Heroes Star Leonard Roberts Alleges Toxic Environment Led to His Firing
Thirteen years after an unceremonious exit from the NBC drama Heroes, actor Leonard Roberts explained in a first-person essay published by Variety on Wednesday that the set’s toxic environment culminated in his firing.
“Were the people I worked with racists? Even now, my instinct is to hedge, and say that I met many great people while on Heroes, some of whom I still call friends,” Roberts wrote. “Or to admit I can’t speak to what was in the hearts of the powers that be, especially when I was rarely afforded the opportunity to look them in the eye. But do those facts, however true, negate my belief that I worked in an environment in which whiteness was the default and ideal? Or that it was clear my sole purpose was to preserve that ideal, on or off camera, despite how it compromised me as an artist, a professional and a man? They do not.”
In his piece, Roberts specifically called out his co-star Ali Larter for a series of microaggressions. In one instance, he recalled, Larter blanched at having to perform an intimate scene with Roberts, but seemed to have no misgivings about filming a similar scene with their costar Adrian Pasdar, who is white.
“After watching the episode, I asked Pasdar if there had been any concerns similar to what I witnessed during my episode,” Roberts wrote. “He replied to the contrary, and mentioned her openness to collaboration and even improvisation. I pondered why my co-star had exuberantly played a different scene with the Petrelli character involving overt sexuality while wearing lingerie, but found aspects of one involving love and intimacy expressed through dialogue with my character, her husband, disrespectful to her core. I couldn’t help wondering whether race was a factor.”
According to Variety, Larter was given ample time to reply to Roberts’s piece. Larter, however, did not respond to the trade publication on the record. Instead, she released a statement to the Variety sister site, TVLine.
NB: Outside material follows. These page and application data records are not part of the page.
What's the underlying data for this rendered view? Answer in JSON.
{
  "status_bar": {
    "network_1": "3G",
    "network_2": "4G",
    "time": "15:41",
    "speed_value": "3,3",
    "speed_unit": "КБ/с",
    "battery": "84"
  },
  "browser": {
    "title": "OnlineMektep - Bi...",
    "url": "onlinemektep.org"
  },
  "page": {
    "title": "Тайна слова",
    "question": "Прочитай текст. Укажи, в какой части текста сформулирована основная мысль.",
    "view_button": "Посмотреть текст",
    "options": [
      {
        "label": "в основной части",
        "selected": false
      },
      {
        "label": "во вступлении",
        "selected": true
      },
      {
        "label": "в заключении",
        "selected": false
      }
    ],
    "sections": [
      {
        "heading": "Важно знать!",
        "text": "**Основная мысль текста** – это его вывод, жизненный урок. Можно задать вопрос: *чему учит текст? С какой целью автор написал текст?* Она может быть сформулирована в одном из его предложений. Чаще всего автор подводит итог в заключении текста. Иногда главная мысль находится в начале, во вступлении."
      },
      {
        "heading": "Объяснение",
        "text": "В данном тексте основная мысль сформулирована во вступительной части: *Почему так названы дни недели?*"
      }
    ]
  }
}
“I am deeply saddened to hear about Leonard Roberts’ experience on Heroes and I am heartbroken reading his perception of our relationship, which absolutely doesn’t match my memory nor experience on the show,” she said to TVLine. “I respect Leonard as an artist and I applaud him or anyone using their voice and platform. I am truly sorry for any role I may have played in his painful experience during that time and I wish him and his family the very best.”
In his piece, Roberts wrote that while his character was initially supposed to factor in the hit show’s second season, he was later told by showrunner Tim Kring that his character was being written off because of “the Ali Larter situation.”
“Kring said he felt my character had been painted into a corner, due to the fact that ‘we’ didn’t have ‘chemistry,’ and that any attempt to create a new storyline for D.L. [Roberts’s character] just felt like ‘the tail wagging the dog,’” Roberts wrote. “I replied that I found it interesting he had created a world where people flew, painted the future, bent time and space, read minds, erased minds and were indestructible, yet somehow the potential story solution of my character getting divorced left him utterly confounded. I also questioned how a ‘we’ issue could be cited as justification for the firing of ‘me.’”
As Roberts noted, despite a cast that included people of color, including three Black actors, there were no Black writers on the show’s staff.
Said Kring in a statement to Variety: “In 2006, I set out to cast the most diverse show on television. Diversity, interconnectivity and inclusivity were groundbreaking hallmarks of Heroes. So too was the huge, diverse cast that continually rotated off and onto the show, with none ever being written off based on their race. Looking back now, 14 years later, given the very different lens that I view the world through today, I acknowledge that a lack of diversity at the upper levels of the staff may have contributed to Leonard experiencing the lack of sensitivity that he describes. I have been committed to improving upon this issue with every project I pursue. I remember Leonard fondly and wish him well.”